Leveraged loans are risky and murky. And they’re a big pile: $1.2 trillion of US-originated leveraged loans, up 50% from $800 billion in 2015. These loans are traded in slices like securities or are packaged into highly rated Collateralized Loan Obligations (CLOs). But for years, investors had the hots for them, driven by their relentless chase for yield, in a world of interest rate repression.
These companies are often owned by private equity firms that had acquired them through leveraged buyouts, during the process of which they loaded up the companies with debt. In addition, PE firms extracted special dividends from their companies, funded by leveraged loans, which is a form of asset stripping. This leaves the company more leveraged and more precarious and more likely to topple. But who cares? Those were the good times and the chase for yield was on.
The Fed, the Bank of England, the ECB, the Bank of Japan, etc., they have all warned about leveraged loans. But they don’t regulate them because central banks are not securities regulators. And securities regulators, such as the SEC, consider them loans and not securities, and they don’t regulate them either. And no one knows into whose balance sheets leveraged loans can blow holes.

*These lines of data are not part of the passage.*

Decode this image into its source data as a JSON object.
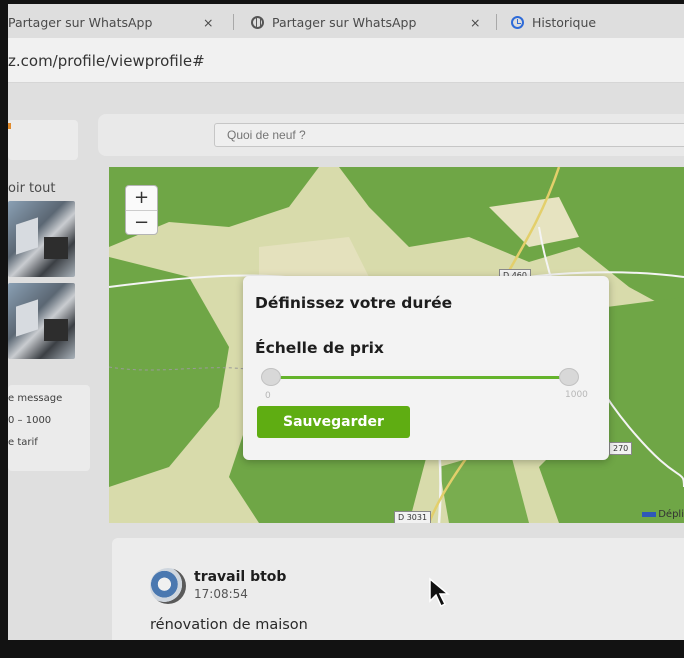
{
  "browser": {
    "tabs": [
      {
        "label": "Partager sur WhatsApp"
      },
      {
        "label": "Partager sur WhatsApp"
      },
      {
        "label": "Historique"
      }
    ],
    "tab_close_glyph": "×",
    "url": "z.com/profile/viewprofile#"
  },
  "page": {
    "search_placeholder": "Quoi de neuf ?",
    "sidebar": {
      "see_all": "oir tout",
      "info_lines": [
        "e message",
        "0   –   1000",
        "e tarif"
      ]
    }
  },
  "map": {
    "zoom_in": "+",
    "zoom_out": "−",
    "road_labels": [
      "D 460",
      "270",
      "D 3031"
    ],
    "attribution": "Dépli",
    "colors": {
      "forest": "#6fa646",
      "field": "#d6d9a8"
    }
  },
  "modal": {
    "title": "Définissez votre durée",
    "price_label": "Échelle de prix",
    "range_min": "0",
    "range_max": "1000",
    "range_value": [
      0,
      1000
    ],
    "save_label": "Sauvegarder",
    "accent": "#5fad12"
  },
  "post": {
    "author": "travail btob",
    "time": "17:08:54",
    "text": "rénovation de maison"
  }
}
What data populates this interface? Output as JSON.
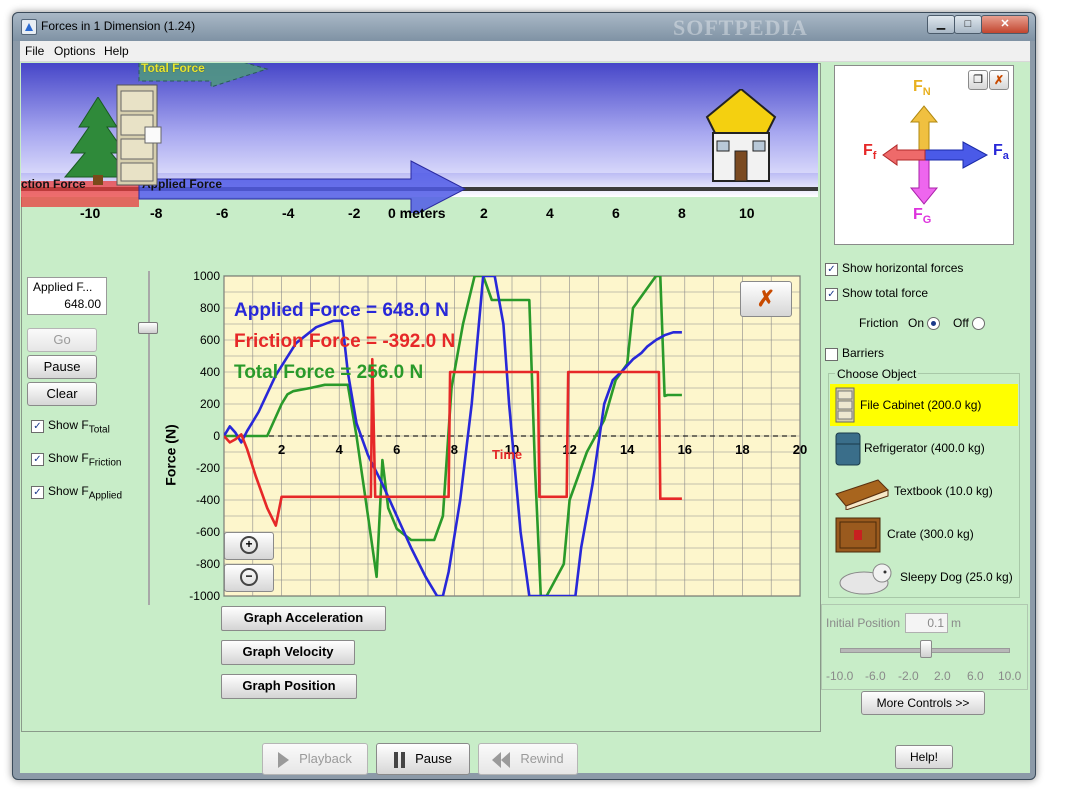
{
  "window": {
    "title": "Forces in 1 Dimension (1.24)",
    "watermark": "SOFTPEDIA",
    "controls": {
      "minimize": "▁",
      "maximize": "□",
      "close": "✕"
    }
  },
  "menu": [
    "File",
    "Options",
    "Help"
  ],
  "scene": {
    "total_force_label": "Total Force",
    "friction_force_label": "ction Force",
    "applied_force_label": "Applied Force",
    "axis_ticks": [
      "-10",
      "-8",
      "-6",
      "-4",
      "-2",
      "0 meters",
      "2",
      "4",
      "6",
      "8",
      "10"
    ]
  },
  "fbd": {
    "fn": "F",
    "fn_sub": "N",
    "ff": "F",
    "ff_sub": "f",
    "fa": "F",
    "fa_sub": "a",
    "fg": "F",
    "fg_sub": "G"
  },
  "left_panel": {
    "applied_field_title": "Applied F...",
    "applied_field_value": "648.00",
    "go": "Go",
    "pause": "Pause",
    "clear": "Clear",
    "show_total": "Show F",
    "show_total_sub": "Total",
    "show_friction": "Show F",
    "show_friction_sub": "Friction",
    "show_applied": "Show F",
    "show_applied_sub": "Applied"
  },
  "graph": {
    "ylabel": "Force (N)",
    "xlabel": "Time",
    "applied_readout": "Applied Force =  648.0 N",
    "friction_readout": "Friction Force =  -392.0 N",
    "total_readout": "Total Force =  256.0 N",
    "close_glyph": "✗",
    "zoom_in": "+",
    "zoom_out": "−"
  },
  "chart_data": {
    "type": "line",
    "xlabel": "Time",
    "ylabel": "Force (N)",
    "xlim": [
      0,
      20
    ],
    "ylim": [
      -1000,
      1000
    ],
    "x_ticks": [
      "2",
      "4",
      "6",
      "8",
      "10",
      "12",
      "14",
      "16",
      "18",
      "20"
    ],
    "y_ticks": [
      "1000",
      "800",
      "600",
      "400",
      "200",
      "0",
      "-200",
      "-400",
      "-600",
      "-800",
      "-1000"
    ],
    "grid": true,
    "series": [
      {
        "name": "Applied Force",
        "color": "#2828d8",
        "x": [
          0,
          0.2,
          0.4,
          0.6,
          0.8,
          1.2,
          1.8,
          2.5,
          3.2,
          3.8,
          4.1,
          4.3,
          4.6,
          5.0,
          5.5,
          6.0,
          6.5,
          7.0,
          7.4,
          7.6,
          7.8,
          8.2,
          8.6,
          9.0,
          9.4,
          9.7,
          9.9,
          10.3,
          10.6,
          10.9,
          11.05,
          11.1,
          12.2,
          12.4,
          12.8,
          13.2,
          13.5,
          13.9,
          14.2,
          14.5,
          14.7,
          15.0,
          15.3,
          15.6,
          15.9
        ],
        "y": [
          0,
          60,
          20,
          -40,
          30,
          150,
          380,
          580,
          680,
          720,
          720,
          400,
          80,
          -120,
          -300,
          -500,
          -700,
          -880,
          -1000,
          -1000,
          -850,
          -400,
          200,
          1000,
          1000,
          700,
          200,
          -600,
          -1000,
          -1000,
          -1000,
          -1000,
          -1000,
          -700,
          -300,
          200,
          350,
          420,
          480,
          520,
          560,
          600,
          630,
          648,
          648
        ]
      },
      {
        "name": "Friction Force",
        "color": "#e62828",
        "x": [
          0,
          0.2,
          0.4,
          0.6,
          0.8,
          1.1,
          1.5,
          1.8,
          2.0,
          2.2,
          5.1,
          5.15,
          5.25,
          7.8,
          7.85,
          10.9,
          10.95,
          11.0,
          11.1,
          11.9,
          11.95,
          15.1,
          15.15,
          15.9
        ],
        "y": [
          0,
          -40,
          -20,
          10,
          -80,
          -250,
          -450,
          -560,
          -380,
          -380,
          -380,
          480,
          -380,
          -380,
          400,
          400,
          -380,
          -380,
          -380,
          -380,
          400,
          400,
          -392,
          -392
        ]
      },
      {
        "name": "Total Force",
        "color": "#2a9a2a",
        "x": [
          0,
          1.0,
          1.5,
          2.0,
          2.2,
          2.4,
          3.0,
          3.5,
          4.3,
          4.6,
          5.0,
          5.3,
          5.5,
          5.7,
          6.0,
          6.5,
          7.3,
          7.6,
          7.9,
          8.3,
          8.7,
          9.0,
          9.3,
          10.6,
          10.8,
          11.0,
          11.2,
          11.8,
          12.0,
          12.6,
          13.2,
          13.6,
          14.0,
          14.2,
          14.6,
          15.0,
          15.15,
          15.3,
          15.4,
          15.9
        ],
        "y": [
          0,
          0,
          0,
          200,
          260,
          280,
          300,
          320,
          320,
          0,
          -500,
          -880,
          -150,
          -450,
          -580,
          -650,
          -650,
          -500,
          300,
          700,
          1000,
          1000,
          850,
          850,
          -200,
          -1000,
          -1000,
          -800,
          -400,
          -100,
          100,
          350,
          450,
          800,
          900,
          1000,
          1000,
          250,
          256,
          256
        ]
      }
    ]
  },
  "graph_buttons": [
    "Graph Acceleration",
    "Graph Velocity",
    "Graph Position"
  ],
  "right_panel": {
    "show_horizontal": "Show horizontal forces",
    "show_total_force": "Show total force",
    "friction_label": "Friction",
    "friction_on": "On",
    "friction_off": "Off",
    "barriers": "Barriers",
    "choose_object": "Choose Object",
    "objects": [
      "File Cabinet (200.0 kg)",
      "Refrigerator (400.0 kg)",
      "Textbook (10.0 kg)",
      "Crate (300.0 kg)",
      "Sleepy Dog (25.0 kg)"
    ],
    "initial_position_label": "Initial Position",
    "initial_position_value": "0.1",
    "initial_position_unit": "m",
    "slider_ticks": [
      "-10.0",
      "-6.0",
      "-2.0",
      "2.0",
      "6.0",
      "10.0"
    ],
    "slider_level": 0.505,
    "more_controls": "More Controls >>",
    "help": "Help!"
  },
  "playback": {
    "playback": "Playback",
    "pause": "Pause",
    "rewind": "Rewind"
  }
}
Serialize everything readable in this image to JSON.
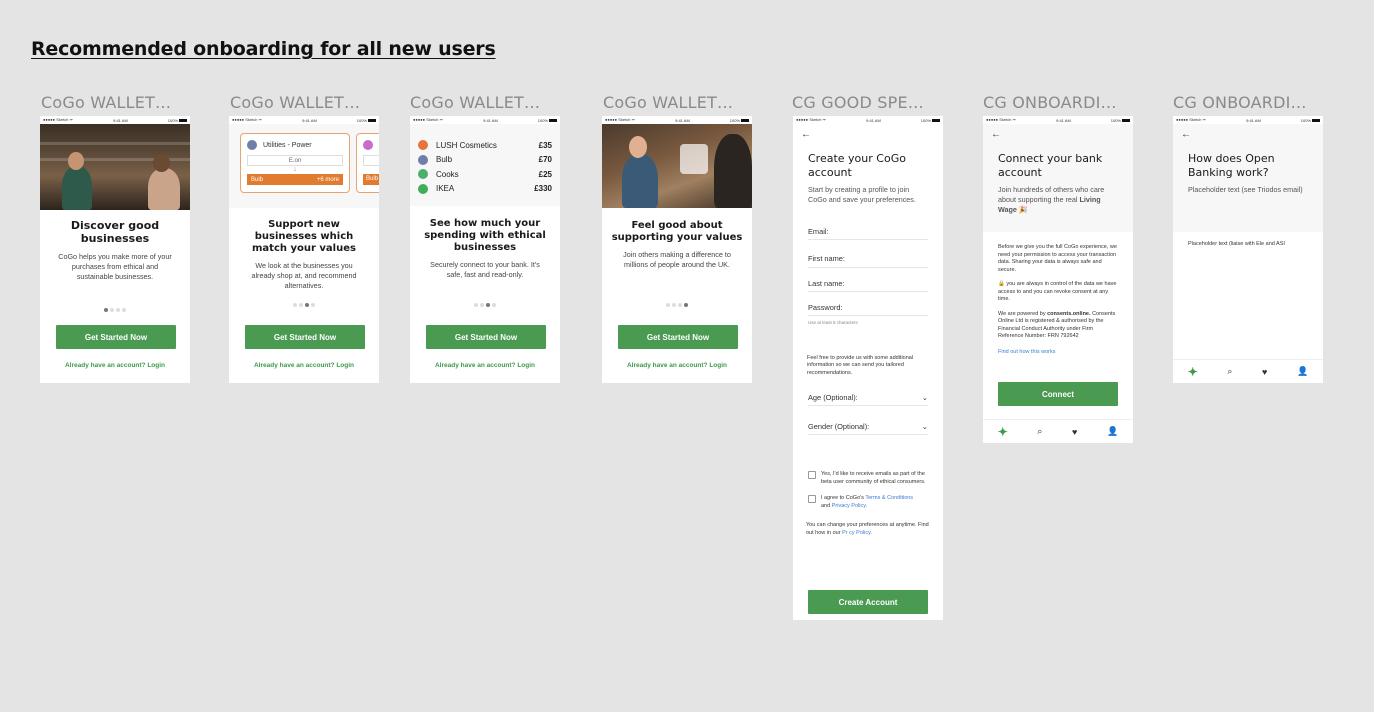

But now they’re blowing holes into balance sheets.
Bubbles may be popping in all directions.